It will be better if you post your code first then ask questions. I think proc transpose is the fastest solution. data _t1; input var1 $ var2 $ var3 5.; cards; A B 1 C D 2 E F 3 A D 4 A F 5 C B 6 C...

Rick Wicklin answers this question in a blog post, in which he introduces the distance function, but also tells you how to do it two other ways. PROC DISTANCE (not an IML procedure, but produces a matrix-like dataset you could easily load into IML) Write your own module. You need...

In short, the SVD decomposition is not unique. The singular vectors of M are the eigenvectors of M`M. Eigenvectors are not unique. Even when the matrix is full rank, the eigenvectors are only defined up to a sign: If v is an eigenvector of the matrix A for eigenvalue lambda,...

Read the article "Compute the kth smallest data value in SAS" Define the modules as in the article. Then use the following: have = {1 9 8 7 3 4 2 6, 9 3 2 1 4 7 12 -2}; x = have`; /* transpose */ ord = j(5,ncol(x)); do...

According to the IML Documentation on missing values, you are correct: it is not possible to multiply two matrices that contain a missing value (or more) using matrix multiplication (elementwise is fine). This is stated as for efficiency reasons; I'm not sure what that entails, but presumably there are some...

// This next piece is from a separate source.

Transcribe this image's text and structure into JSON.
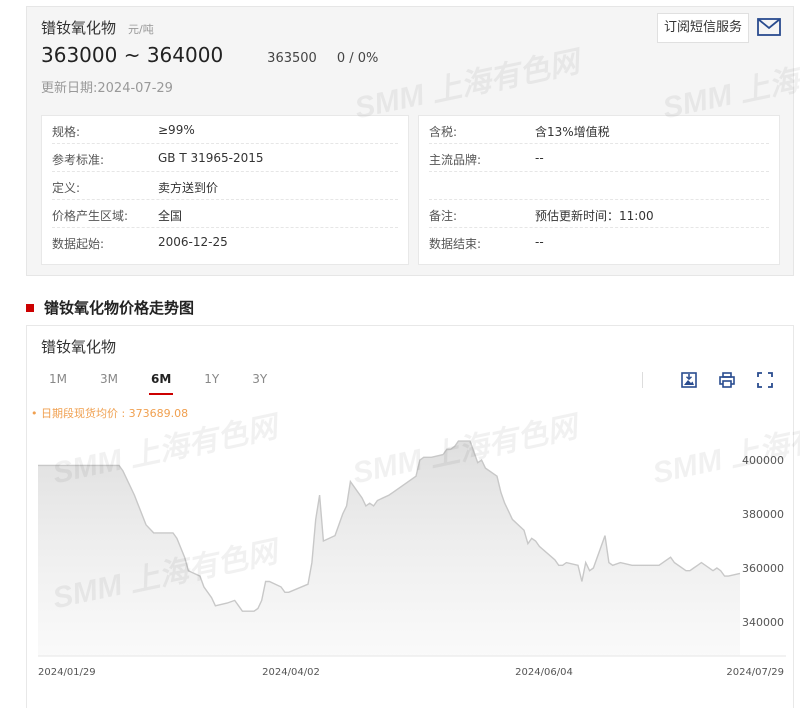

The submit statement is a feature of the SAS/IML language, so it must be submitted during a SAS/IML code block. proc iml; submit / R; x <- 5 x endsubmit; quit; Further, you must have the RLANG system option set (which may be controlled by you or your administrator) at...